The light fall of rain was just enough to hide the tears of those in attendance at the Elkin Memorial Day Celebration.
Most people think of Memorial Day as a time for grilling out with flags as an afterthought.
Spending time with friends and family is certainly worthwhile, and remembering to put out your flag is always a good idea no matter what time of the year, but Memorial Day is so much more.
We are lucky to be in a community that recognizes veterans faithfully, although we can always do a better job.
It’s not very often that I hear about people around here treating veterans poorly and many of the local businesses give discounts for veteran status.
Whereas every day we should recognize those who have served or are actively doing so, on Memorial Day we have the opportunity to take time to recognize the loss caused by service.

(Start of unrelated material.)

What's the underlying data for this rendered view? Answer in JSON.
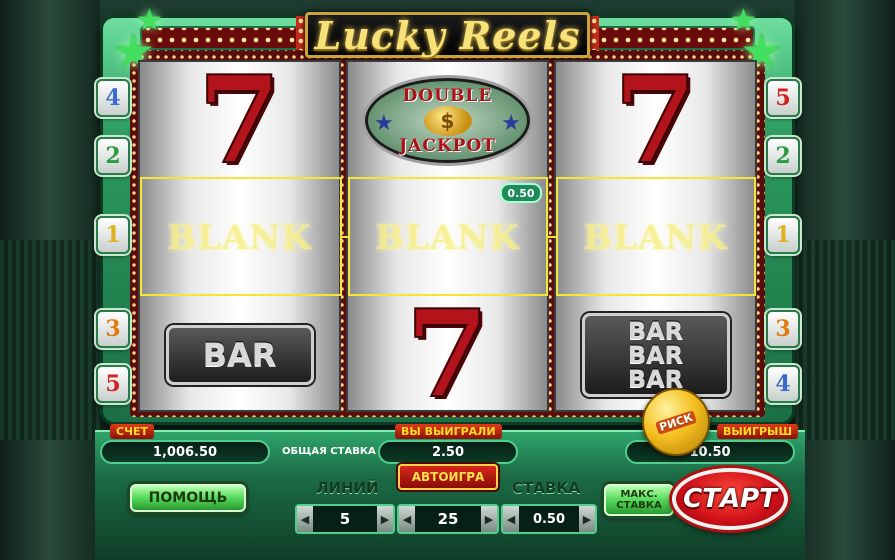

Although I never served myself, Memorial Day is a significant holiday to me. Because my grandpa’s best friend died in his place, he was able to return from war and become the man that I knew.
I am here because that soldier died.
Everything my grandpa did and taught us happened because that soldier died.
Out there somewhere another family had to go through the suffering of that loss because that soldier died.
When that soldier died, there was another kind of loss that I cannot help but recognize on Memorial Day.
Because sometimes the greatest sacrifice is living after loss.
Many people come back from their service changed individuals.
You can’t help but be different when you see those things in combat. You should be different after you have done what you must do in combat.
Some of the soldiers did not lose their ability to breathe, but they did lose their lives. They lost their families. They lost years of their children’s development. They lost the ability to believe that people were basically good. They lost their ability to believe in themselves.
There is not a soldier who hasn’t lost something.
So as much as I appreciate those service people who lost their lives in combat, today I want to say thank you to those who lost other things. For those unrecognized challenges you have and are overcoming know that you are appreciated.
Whether you served in Vietnam or Afghanistan, Kuwait or Korea, welcome home.
Beanie Taylor can be reached at 336-258-4058 or on Facebook at www.facebook.com/TBeanieTaylor.